    • To persuade – convince a reader to think a certain way or do a particular thing
  • Close Reading
    • The best strategy to use with a poem is close reading.
    • Close reading means reading word for word, line for line.
    • Read the poem a number of times (usually 3 or 4 times depending on the length and complexity of the poem).
  • Before Reading
    • Read the title
    • Make a prediction. What do you think this poem will be about?
    • Who is the poet? Do you know anything about the kind of poetry this person reads?
    • Is the poem structured in a different or unique way? Why might this be so?

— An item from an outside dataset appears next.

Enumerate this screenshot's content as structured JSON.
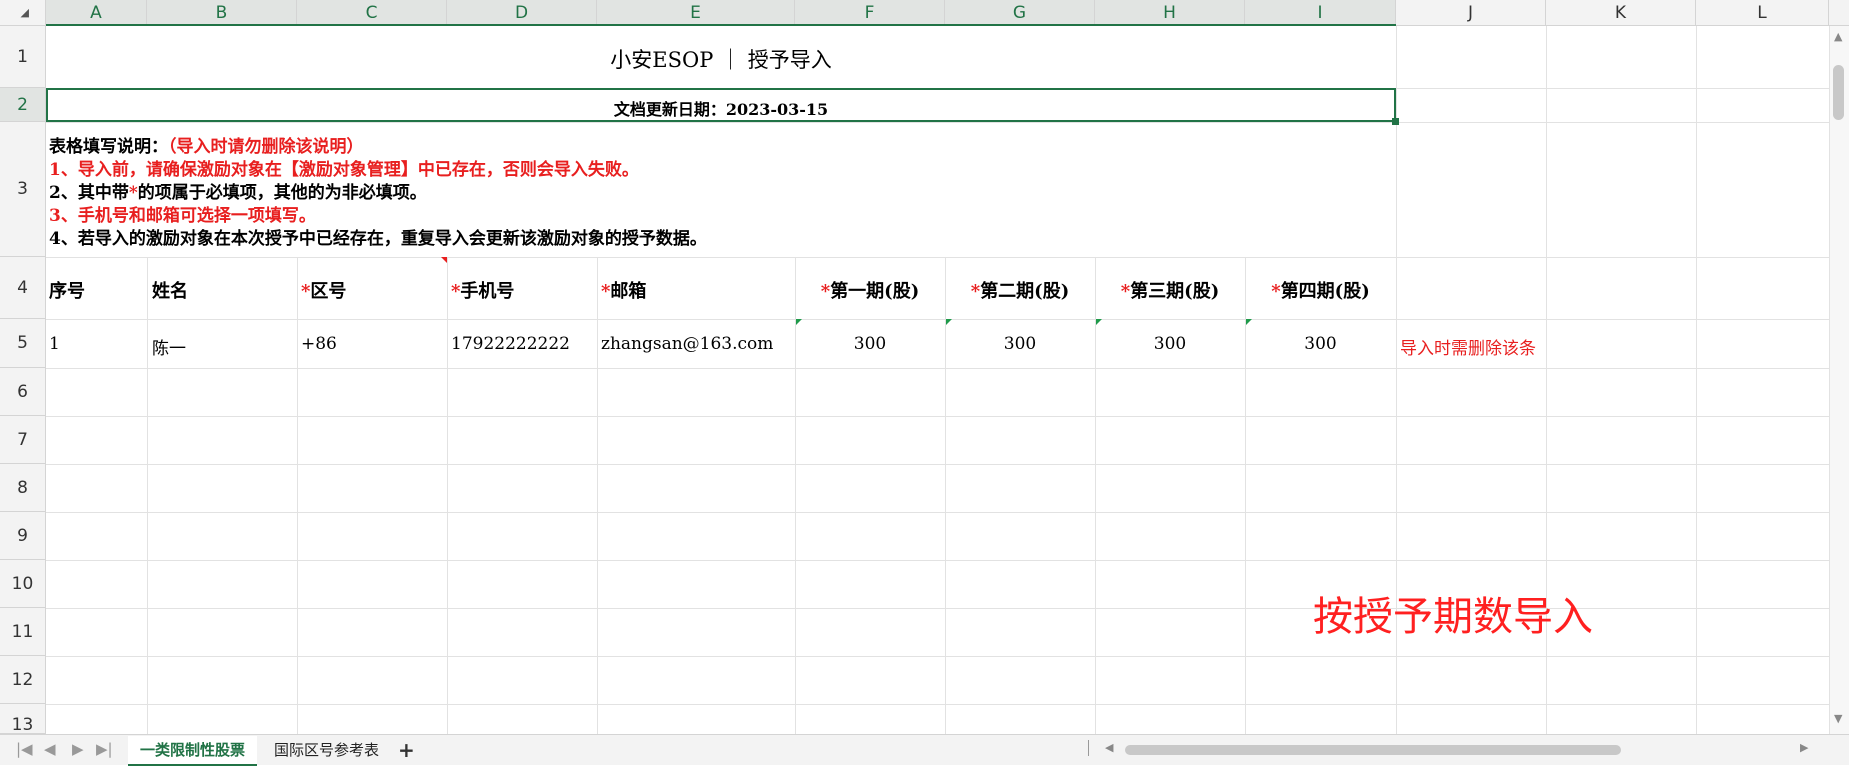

  • First Reading
    • Read for enjoyment.
    • Get a feeling for the poem’s words.
    • A poem is like a song. The sound of the words can be as important as the meaning.
    • Listen for the rhythm of the poem.
    • Write a few sentences stating what the poem is about?
  • Second Reading
    • Read for meaning.
    • Look for clues that help you understand what the poem is saying.
    • Try to visualize the images.
    • Paraphrase to make sure you understand the meaning
  • Third Reading
    • Study the structure and language of the poem.
    • What kind of poem is it?
    • Does it have a rhyme scheme?
    • How many stanzas are in it?
    • What type of language is used? alliterations, similes, metaphors, personification, idioms, etc.
  • Fourth Reading
    • Read for feeling.
    • What are the mood and tone of the poem?
    • How does this poem make you feel?
  • After Reading
    • Complete your analysis of the poem using the notes and annotations you made during each of your readings
    • The Acronym TPCASTT may help you
      • Title
      • Paraphrase
      • Connotation
      • Attitude
      • Shift
      • Title
      • Theme
    • Title: What will this poem be about? Make a prediction
    • Paraphrase: After 1 st reading state what the poem is about in your own words.
    • Connotation: Look at the poet’s choice of words, metaphors, simile’s alliteration, etc.
    • Attitude: What is the attitude of the speaker toward the poem’s subject?
    • Shift: Is there a change or shift in time, tone, or speaker in the poem.
    • Title (again): What do you think the title means now?
    • Theme: What is the theme or message of the poem? What is the insight or perspective about life the poet wants you to see or think about?